*** Opening Data records ***

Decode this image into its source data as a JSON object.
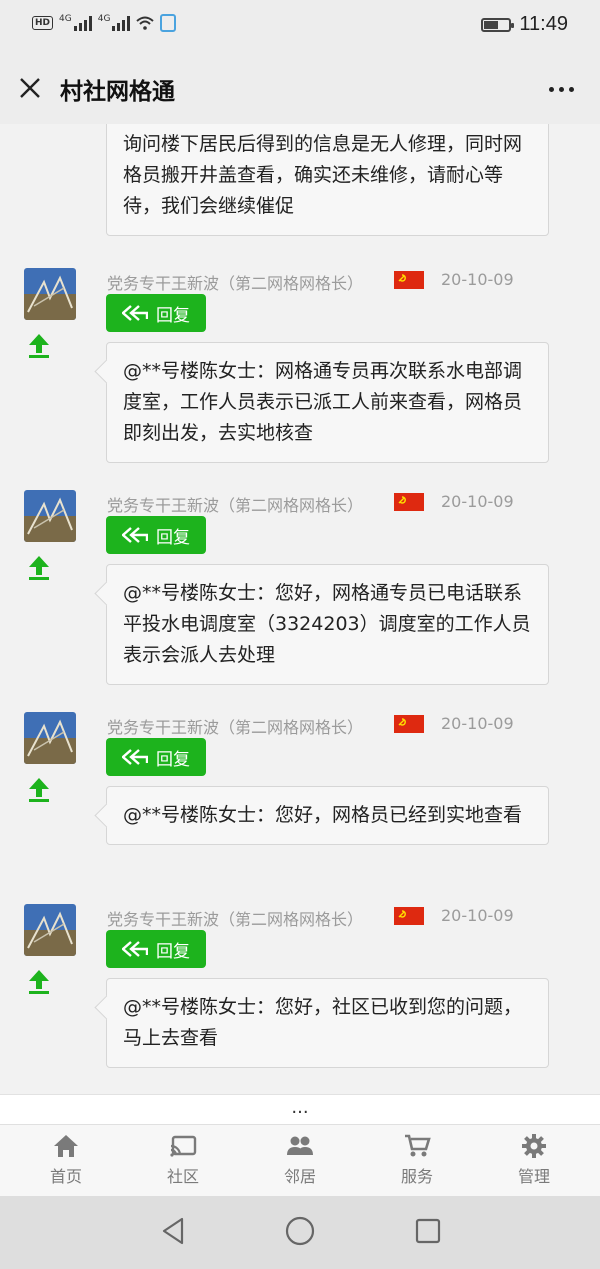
{
  "status_bar": {
    "hd": "HD",
    "net1": "4G",
    "net2": "4G",
    "time": "11:49"
  },
  "header": {
    "title": "村社网格通"
  },
  "first_bubble": {
    "text": "@**号楼陈女士：网格员已到，未见维修人员，询问楼下居民后得到的信息是无人修理，同时网格员搬开井盖查看，确实还未维修，请耐心等待，我们会继续催促"
  },
  "messages": [
    {
      "author": "党务专干王新波（第二网格网格长）",
      "date": "20-10-09",
      "reply_label": "回复",
      "text": "@**号楼陈女士：网格通专员再次联系水电部调度室，工作人员表示已派工人前来查看，网格员即刻出发，去实地核查"
    },
    {
      "author": "党务专干王新波（第二网格网格长）",
      "date": "20-10-09",
      "reply_label": "回复",
      "text": "@**号楼陈女士：您好，网格通专员已电话联系平投水电调度室（3324203）调度室的工作人员表示会派人去处理"
    },
    {
      "author": "党务专干王新波（第二网格网格长）",
      "date": "20-10-09",
      "reply_label": "回复",
      "text": "@**号楼陈女士：您好，网格员已经到实地查看"
    },
    {
      "author": "党务专干王新波（第二网格网格长）",
      "date": "20-10-09",
      "reply_label": "回复",
      "text": "@**号楼陈女士：您好，社区已收到您的问题，马上去查看"
    }
  ],
  "load_more": "...",
  "tabs": [
    {
      "label": "首页",
      "icon": "home-icon"
    },
    {
      "label": "社区",
      "icon": "cast-icon"
    },
    {
      "label": "邻居",
      "icon": "people-icon"
    },
    {
      "label": "服务",
      "icon": "cart-icon"
    },
    {
      "label": "管理",
      "icon": "gear-icon"
    }
  ]
}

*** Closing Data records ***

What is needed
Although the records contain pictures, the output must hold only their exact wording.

Worked solution
Decode this image into its source data as a JSON object.
{
  "status_bar": {
    "hd": "HD",
    "net1": "4G",
    "net2": "4G",
    "time": "11:49"
  },
  "header": {
    "title": "村社网格通"
  },
  "first_bubble": {
    "text": "@**号楼陈女士：网格员已到，未见维修人员，询问楼下居民后得到的信息是无人修理，同时网格员搬开井盖查看，确实还未维修，请耐心等待，我们会继续催促"
  },
  "messages": [
    {
      "author": "党务专干王新波（第二网格网格长）",
      "date": "20-10-09",
      "reply_label": "回复",
      "text": "@**号楼陈女士：网格通专员再次联系水电部调度室，工作人员表示已派工人前来查看，网格员即刻出发，去实地核查"
    },
    {
      "author": "党务专干王新波（第二网格网格长）",
      "date": "20-10-09",
      "reply_label": "回复",
      "text": "@**号楼陈女士：您好，网格通专员已电话联系平投水电调度室（3324203）调度室的工作人员表示会派人去处理"
    },
    {
      "author": "党务专干王新波（第二网格网格长）",
      "date": "20-10-09",
      "reply_label": "回复",
      "text": "@**号楼陈女士：您好，网格员已经到实地查看"
    },
    {
      "author": "党务专干王新波（第二网格网格长）",
      "date": "20-10-09",
      "reply_label": "回复",
      "text": "@**号楼陈女士：您好，社区已收到您的问题，马上去查看"
    }
  ],
  "load_more": "...",
  "tabs": [
    {
      "label": "首页",
      "icon": "home-icon"
    },
    {
      "label": "社区",
      "icon": "cast-icon"
    },
    {
      "label": "邻居",
      "icon": "people-icon"
    },
    {
      "label": "服务",
      "icon": "cart-icon"
    },
    {
      "label": "管理",
      "icon": "gear-icon"
    }
  ]
}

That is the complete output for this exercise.